*TASK GOAL*: Below is a set of records. Repeat all of them exactly.

(Recorded data)
# # # #
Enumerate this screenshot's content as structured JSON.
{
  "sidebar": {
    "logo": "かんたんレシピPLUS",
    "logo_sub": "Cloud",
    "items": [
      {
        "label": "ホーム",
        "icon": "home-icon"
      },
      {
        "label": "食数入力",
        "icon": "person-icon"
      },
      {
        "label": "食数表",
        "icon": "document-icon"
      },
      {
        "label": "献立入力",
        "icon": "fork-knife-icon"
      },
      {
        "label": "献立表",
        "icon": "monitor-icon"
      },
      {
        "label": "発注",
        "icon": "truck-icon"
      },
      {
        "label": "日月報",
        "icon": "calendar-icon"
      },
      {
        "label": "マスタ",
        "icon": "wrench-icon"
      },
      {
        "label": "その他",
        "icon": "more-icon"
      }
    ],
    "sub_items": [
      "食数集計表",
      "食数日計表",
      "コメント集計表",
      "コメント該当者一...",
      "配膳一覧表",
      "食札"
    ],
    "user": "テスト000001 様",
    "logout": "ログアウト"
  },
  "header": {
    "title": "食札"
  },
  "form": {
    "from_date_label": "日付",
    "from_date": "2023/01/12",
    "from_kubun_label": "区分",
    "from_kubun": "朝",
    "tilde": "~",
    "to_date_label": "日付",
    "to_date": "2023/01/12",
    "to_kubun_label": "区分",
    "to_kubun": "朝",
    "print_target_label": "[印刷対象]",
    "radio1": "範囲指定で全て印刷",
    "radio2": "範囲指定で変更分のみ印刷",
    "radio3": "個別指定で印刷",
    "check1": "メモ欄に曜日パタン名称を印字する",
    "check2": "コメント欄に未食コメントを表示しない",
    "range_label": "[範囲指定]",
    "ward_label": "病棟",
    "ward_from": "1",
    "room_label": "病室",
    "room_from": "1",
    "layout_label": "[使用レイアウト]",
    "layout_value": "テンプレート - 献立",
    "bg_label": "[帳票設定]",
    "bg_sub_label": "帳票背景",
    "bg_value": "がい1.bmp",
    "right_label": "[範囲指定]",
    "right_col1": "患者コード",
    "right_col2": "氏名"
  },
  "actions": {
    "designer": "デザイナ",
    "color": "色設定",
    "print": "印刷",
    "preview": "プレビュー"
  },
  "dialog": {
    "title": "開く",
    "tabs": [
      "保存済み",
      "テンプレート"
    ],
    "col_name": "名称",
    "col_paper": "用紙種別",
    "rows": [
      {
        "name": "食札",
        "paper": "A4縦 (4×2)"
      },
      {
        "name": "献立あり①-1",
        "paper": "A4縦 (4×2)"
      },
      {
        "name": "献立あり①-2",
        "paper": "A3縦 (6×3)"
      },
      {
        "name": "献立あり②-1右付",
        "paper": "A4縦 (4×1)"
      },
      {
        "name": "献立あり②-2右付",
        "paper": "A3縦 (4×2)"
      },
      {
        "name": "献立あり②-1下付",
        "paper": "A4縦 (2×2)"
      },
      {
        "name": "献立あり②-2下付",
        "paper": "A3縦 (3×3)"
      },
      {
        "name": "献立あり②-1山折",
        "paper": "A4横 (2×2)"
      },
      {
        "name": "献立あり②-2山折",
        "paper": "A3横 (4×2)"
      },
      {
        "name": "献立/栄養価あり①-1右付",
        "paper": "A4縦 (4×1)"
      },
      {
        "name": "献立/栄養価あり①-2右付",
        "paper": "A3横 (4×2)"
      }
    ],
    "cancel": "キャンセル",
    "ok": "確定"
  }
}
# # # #
*TASK ANSWER*:
Enumerate this screenshot's content as structured JSON.
{
  "sidebar": {
    "logo": "かんたんレシピPLUS",
    "logo_sub": "Cloud",
    "items": [
      {
        "label": "ホーム",
        "icon": "home-icon"
      },
      {
        "label": "食数入力",
        "icon": "person-icon"
      },
      {
        "label": "食数表",
        "icon": "document-icon"
      },
      {
        "label": "献立入力",
        "icon": "fork-knife-icon"
      },
      {
        "label": "献立表",
        "icon": "monitor-icon"
      },
      {
        "label": "発注",
        "icon": "truck-icon"
      },
      {
        "label": "日月報",
        "icon": "calendar-icon"
      },
      {
        "label": "マスタ",
        "icon": "wrench-icon"
      },
      {
        "label": "その他",
        "icon": "more-icon"
      }
    ],
    "sub_items": [
      "食数集計表",
      "食数日計表",
      "コメント集計表",
      "コメント該当者一...",
      "配膳一覧表",
      "食札"
    ],
    "user": "テスト000001 様",
    "logout": "ログアウト"
  },
  "header": {
    "title": "食札"
  },
  "form": {
    "from_date_label": "日付",
    "from_date": "2023/01/12",
    "from_kubun_label": "区分",
    "from_kubun": "朝",
    "tilde": "~",
    "to_date_label": "日付",
    "to_date": "2023/01/12",
    "to_kubun_label": "区分",
    "to_kubun": "朝",
    "print_target_label": "[印刷対象]",
    "radio1": "範囲指定で全て印刷",
    "radio2": "範囲指定で変更分のみ印刷",
    "radio3": "個別指定で印刷",
    "check1": "メモ欄に曜日パタン名称を印字する",
    "check2": "コメント欄に未食コメントを表示しない",
    "range_label": "[範囲指定]",
    "ward_label": "病棟",
    "ward_from": "1",
    "room_label": "病室",
    "room_from": "1",
    "layout_label": "[使用レイアウト]",
    "layout_value": "テンプレート - 献立",
    "bg_label": "[帳票設定]",
    "bg_sub_label": "帳票背景",
    "bg_value": "がい1.bmp",
    "right_label": "[範囲指定]",
    "right_col1": "患者コード",
    "right_col2": "氏名"
  },
  "actions": {
    "designer": "デザイナ",
    "color": "色設定",
    "print": "印刷",
    "preview": "プレビュー"
  },
  "dialog": {
    "title": "開く",
    "tabs": [
      "保存済み",
      "テンプレート"
    ],
    "col_name": "名称",
    "col_paper": "用紙種別",
    "rows": [
      {
        "name": "食札",
        "paper": "A4縦 (4×2)"
      },
      {
        "name": "献立あり①-1",
        "paper": "A4縦 (4×2)"
      },
      {
        "name": "献立あり①-2",
        "paper": "A3縦 (6×3)"
      },
      {
        "name": "献立あり②-1右付",
        "paper": "A4縦 (4×1)"
      },
      {
        "name": "献立あり②-2右付",
        "paper": "A3縦 (4×2)"
      },
      {
        "name": "献立あり②-1下付",
        "paper": "A4縦 (2×2)"
      },
      {
        "name": "献立あり②-2下付",
        "paper": "A3縦 (3×3)"
      },
      {
        "name": "献立あり②-1山折",
        "paper": "A4横 (2×2)"
      },
      {
        "name": "献立あり②-2山折",
        "paper": "A3横 (4×2)"
      },
      {
        "name": "献立/栄養価あり①-1右付",
        "paper": "A4縦 (4×1)"
      },
      {
        "name": "献立/栄養価あり①-2右付",
        "paper": "A3横 (4×2)"
      }
    ],
    "cancel": "キャンセル",
    "ok": "確定"
  }
}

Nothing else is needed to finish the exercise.